The author of Hebrew points us to this vital truth, in Hebrews 9 : 14, “how much more shall the blood of Christ, who through the eternal Spirit offered Himself without spot to God, cleanse your conscience from dead works to serve the living God?”
God’s purpose of sanctification in the lives of individuals is two-fold –
- BEING SET APART
God’s work of sanctification is to free people from bondage of sin, addiction, the power of satan and worldly philosophies (which at times comes from your own family and friends).
A lot of people, after accepting Jesus as their personal saviour, are taken on a guilt trip by the devil about what happened, what they could do or couldn’t do in the past. Satan also constantly works to make people slaves to him by making them slaves to sin, slaves to people, slaves to idols; causing them to forget the sanctification power of God in them that set them apart.
As Christ desires, let us throw off everything that entangles us and makes us slaves to sin again and instead let us keep ourselves pure and holy. Through all these experiences that we go through, we know that sanctification is an ongoing process until we die. No, it is not a one time event. So, press on to be rooted in Christ by a constant and continual renewal of your mind with God’s word and by remaining in communion with God. Both of these are very important for the sanctification process to fully take place in our lives.

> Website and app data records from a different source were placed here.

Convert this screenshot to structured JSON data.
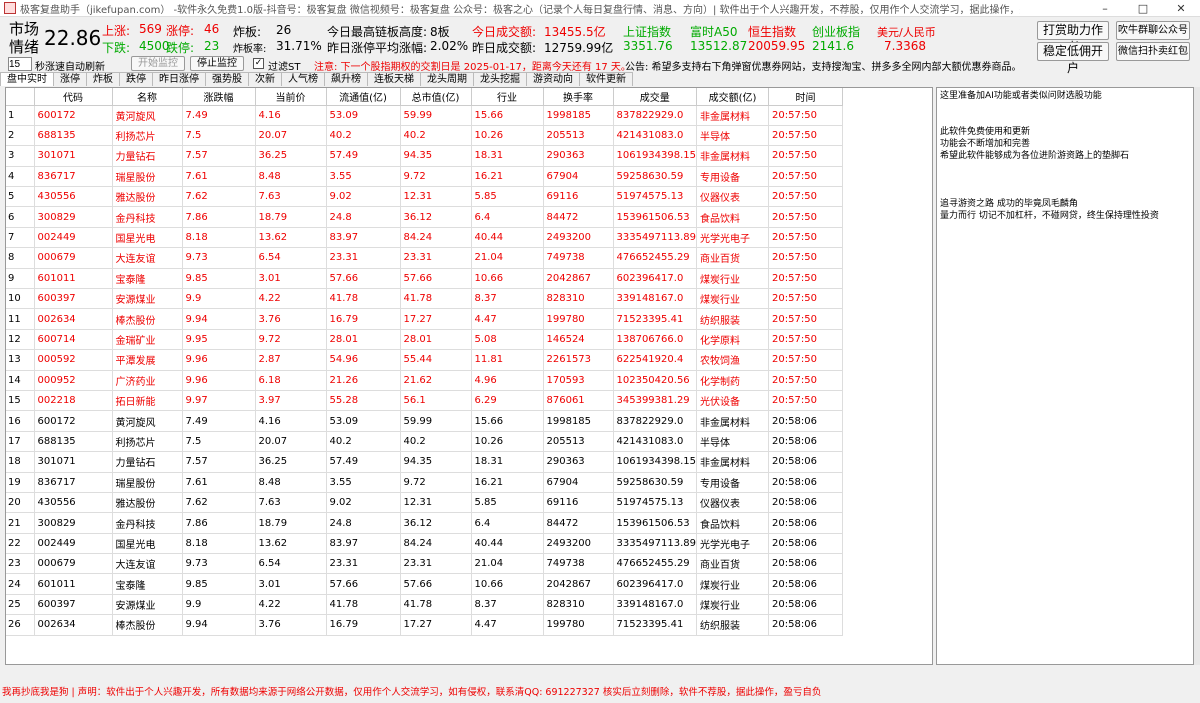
{
  "titlebar": {
    "title": "极客复盘助手（jikefupan.com） -软件永久免费1.0版-抖音号：极客复盘  微信视频号：极客复盘  公众号：极客之心（记录个人每日复盘行情、消息、方向）| 软件出于个人兴趣开发，不荐股，仅用作个人交流学习，据此操作，盈亏自负",
    "minimize": "–",
    "maximize": "□",
    "close": "✕"
  },
  "stats": {
    "mood_label_1": "市场",
    "mood_label_2": "情绪",
    "mood_value": "22.86",
    "up_label": "上涨:",
    "up_value": "569",
    "limit_up_label": "涨停:",
    "limit_up_value": "46",
    "down_label": "下跌:",
    "down_value": "4500",
    "limit_down_label": "跌停:",
    "limit_down_value": "23",
    "broken_label": "炸板:",
    "broken_value": "26",
    "broken_rate_label": "炸板率:",
    "broken_rate_value": "31.71%",
    "max_chain_label": "今日最高链板高度:",
    "max_chain_value": "8板",
    "prev_avg_label": "昨日涨停平均涨幅:",
    "prev_avg_value": "2.02%",
    "today_vol_label": "今日成交额:",
    "today_vol_value": "13455.5亿",
    "yest_vol_label": "昨日成交额:",
    "yest_vol_value": "12759.99亿",
    "indices": [
      {
        "name": "上证指数",
        "value": "3351.76"
      },
      {
        "name": "富时A50",
        "value": "13512.87"
      },
      {
        "name": "恒生指数",
        "value": "20059.95"
      },
      {
        "name": "创业板指",
        "value": "2141.6"
      },
      {
        "name": "美元/人民币",
        "value": "7.3368"
      }
    ],
    "btn_reward": "打赏助力作者",
    "btn_stable": "稳定低佣开户",
    "btn_wechat": "吹牛群聊公众号",
    "btn_redpack": "微信扫扑卖红包"
  },
  "controls": {
    "interval_value": "15",
    "interval_label": "秒涨速自动刷新",
    "start_btn": "开始监控",
    "stop_btn": "停止监控",
    "filter_st": "过滤ST",
    "notice": "注意: 下一个股指期权的交割日是 2025-01-17，距离今天还有 17 天。",
    "ad": "公告: 希望多支持右下角弹窗优惠券网站，支持搜淘宝、拼多多全网内部大额优惠券商品。"
  },
  "tabs": [
    "盘中实时",
    "涨停",
    "炸板",
    "跌停",
    "昨日涨停",
    "强势股",
    "次新",
    "人气榜",
    "飙升榜",
    "连板天梯",
    "龙头周期",
    "龙头挖掘",
    "游资动向",
    "软件更新"
  ],
  "columns": [
    "代码",
    "名称",
    "涨跌幅",
    "当前价",
    "流通值(亿)",
    "总市值(亿)",
    "行业",
    "换手率",
    "成交量",
    "成交额(亿)",
    "时间"
  ],
  "rows": [
    [
      "1",
      "600172",
      "黄河旋风",
      "7.49",
      "4.16",
      "53.09",
      "59.99",
      "15.66",
      "1998185",
      "837822929.0",
      "非金属材料",
      "20:57:50"
    ],
    [
      "2",
      "688135",
      "利扬芯片",
      "7.5",
      "20.07",
      "40.2",
      "40.2",
      "10.26",
      "205513",
      "421431083.0",
      "半导体",
      "20:57:50"
    ],
    [
      "3",
      "301071",
      "力量钻石",
      "7.57",
      "36.25",
      "57.49",
      "94.35",
      "18.31",
      "290363",
      "1061934398.15",
      "非金属材料",
      "20:57:50"
    ],
    [
      "4",
      "836717",
      "瑞星股份",
      "7.61",
      "8.48",
      "3.55",
      "9.72",
      "16.21",
      "67904",
      "59258630.59",
      "专用设备",
      "20:57:50"
    ],
    [
      "5",
      "430556",
      "雅达股份",
      "7.62",
      "7.63",
      "9.02",
      "12.31",
      "5.85",
      "69116",
      "51974575.13",
      "仪器仪表",
      "20:57:50"
    ],
    [
      "6",
      "300829",
      "金丹科技",
      "7.86",
      "18.79",
      "24.8",
      "36.12",
      "6.4",
      "84472",
      "153961506.53",
      "食品饮料",
      "20:57:50"
    ],
    [
      "7",
      "002449",
      "国星光电",
      "8.18",
      "13.62",
      "83.97",
      "84.24",
      "40.44",
      "2493200",
      "3335497113.89",
      "光学光电子",
      "20:57:50"
    ],
    [
      "8",
      "000679",
      "大连友谊",
      "9.73",
      "6.54",
      "23.31",
      "23.31",
      "21.04",
      "749738",
      "476652455.29",
      "商业百货",
      "20:57:50"
    ],
    [
      "9",
      "601011",
      "宝泰隆",
      "9.85",
      "3.01",
      "57.66",
      "57.66",
      "10.66",
      "2042867",
      "602396417.0",
      "煤炭行业",
      "20:57:50"
    ],
    [
      "10",
      "600397",
      "安源煤业",
      "9.9",
      "4.22",
      "41.78",
      "41.78",
      "8.37",
      "828310",
      "339148167.0",
      "煤炭行业",
      "20:57:50"
    ],
    [
      "11",
      "002634",
      "棒杰股份",
      "9.94",
      "3.76",
      "16.79",
      "17.27",
      "4.47",
      "199780",
      "71523395.41",
      "纺织服装",
      "20:57:50"
    ],
    [
      "12",
      "600714",
      "金瑞矿业",
      "9.95",
      "9.72",
      "28.01",
      "28.01",
      "5.08",
      "146524",
      "138706766.0",
      "化学原料",
      "20:57:50"
    ],
    [
      "13",
      "000592",
      "平潭发展",
      "9.96",
      "2.87",
      "54.96",
      "55.44",
      "11.81",
      "2261573",
      "622541920.4",
      "农牧饲渔",
      "20:57:50"
    ],
    [
      "14",
      "000952",
      "广济药业",
      "9.96",
      "6.18",
      "21.26",
      "21.62",
      "4.96",
      "170593",
      "102350420.56",
      "化学制药",
      "20:57:50"
    ],
    [
      "15",
      "002218",
      "拓日新能",
      "9.97",
      "3.97",
      "55.28",
      "56.1",
      "6.29",
      "876061",
      "345399381.29",
      "光伏设备",
      "20:57:50"
    ],
    [
      "16",
      "600172",
      "黄河旋风",
      "7.49",
      "4.16",
      "53.09",
      "59.99",
      "15.66",
      "1998185",
      "837822929.0",
      "非金属材料",
      "20:58:06"
    ],
    [
      "17",
      "688135",
      "利扬芯片",
      "7.5",
      "20.07",
      "40.2",
      "40.2",
      "10.26",
      "205513",
      "421431083.0",
      "半导体",
      "20:58:06"
    ],
    [
      "18",
      "301071",
      "力量钻石",
      "7.57",
      "36.25",
      "57.49",
      "94.35",
      "18.31",
      "290363",
      "1061934398.15",
      "非金属材料",
      "20:58:06"
    ],
    [
      "19",
      "836717",
      "瑞星股份",
      "7.61",
      "8.48",
      "3.55",
      "9.72",
      "16.21",
      "67904",
      "59258630.59",
      "专用设备",
      "20:58:06"
    ],
    [
      "20",
      "430556",
      "雅达股份",
      "7.62",
      "7.63",
      "9.02",
      "12.31",
      "5.85",
      "69116",
      "51974575.13",
      "仪器仪表",
      "20:58:06"
    ],
    [
      "21",
      "300829",
      "金丹科技",
      "7.86",
      "18.79",
      "24.8",
      "36.12",
      "6.4",
      "84472",
      "153961506.53",
      "食品饮料",
      "20:58:06"
    ],
    [
      "22",
      "002449",
      "国星光电",
      "8.18",
      "13.62",
      "83.97",
      "84.24",
      "40.44",
      "2493200",
      "3335497113.89",
      "光学光电子",
      "20:58:06"
    ],
    [
      "23",
      "000679",
      "大连友谊",
      "9.73",
      "6.54",
      "23.31",
      "23.31",
      "21.04",
      "749738",
      "476652455.29",
      "商业百货",
      "20:58:06"
    ],
    [
      "24",
      "601011",
      "宝泰隆",
      "9.85",
      "3.01",
      "57.66",
      "57.66",
      "10.66",
      "2042867",
      "602396417.0",
      "煤炭行业",
      "20:58:06"
    ],
    [
      "25",
      "600397",
      "安源煤业",
      "9.9",
      "4.22",
      "41.78",
      "41.78",
      "8.37",
      "828310",
      "339148167.0",
      "煤炭行业",
      "20:58:06"
    ],
    [
      "26",
      "002634",
      "棒杰股份",
      "9.94",
      "3.76",
      "16.79",
      "17.27",
      "4.47",
      "199780",
      "71523395.41",
      "纺织服装",
      "20:58:06"
    ]
  ],
  "hot_row_count": 15,
  "side_panel": [
    "这里准备加AI功能或者类似问财选股功能",
    "",
    "",
    "此软件免费使用和更新",
    "功能会不断增加和完善",
    "希望此软件能够成为各位进阶游资路上的垫脚石",
    "",
    "",
    "",
    "追寻游资之路 成功的毕竟凤毛麟角",
    "量力而行 切记不加杠杆，不碰网贷，终生保持理性投资"
  ],
  "footer": "我再抄底我是狗 | 声明：软件出于个人兴趣开发，所有数据均来源于网络公开数据，仅用作个人交流学习，如有侵权，联系清QQ: 691227327 核实后立刻删除，软件不荐股，据此操作，盈亏自负",
  "colors": {
    "up": "#e00000",
    "down": "#00a000",
    "accent_red": "#e00000"
  }
}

“to open their eyes and turn them from darkness to light, and from the power of Satan to God, so that they may receive forgiveness of sins and a place among those who are sanctified by faith in me.” – Acts 26:18
Paul reminds the believers in the church in Corinth, “Therefore, since we have these promises, dear friends, let us purify ourselves from everything that contaminates body and spirit, perfecting holiness out of reverence for God.” (2 Corinthians 7:1)
- DEDICATED FOR GOD’S PURPOSE
God is sanctifying us so that we can fully represent Him in this world, be his ambassadors, share His Gospel, be that aroma of fragrance to the people who are oppressed, suffering and ailing, to share His love and to share the truth in love.
Let us embrace our calling and purpose on earth and do it diligently.
Most often, we are not prepared to face a situation that requires us to give a reason for our hope in Jesus. It could be because of lack of courage or the feeling of not being equipped. We tend to avoid such opportunities that God creates in our lives. Let us remember that we are sanctified by God for this very purpose. Let us embrace our calling and purpose on earth and do it diligently.
The apostle Peter, reminds us in 1 Peter 2 : 9, “But you are a chosen generation, a royal priesthood, a holy nation, His own special people, that you may proclaim the praises of Him who called you out of darkness into His marvelous light”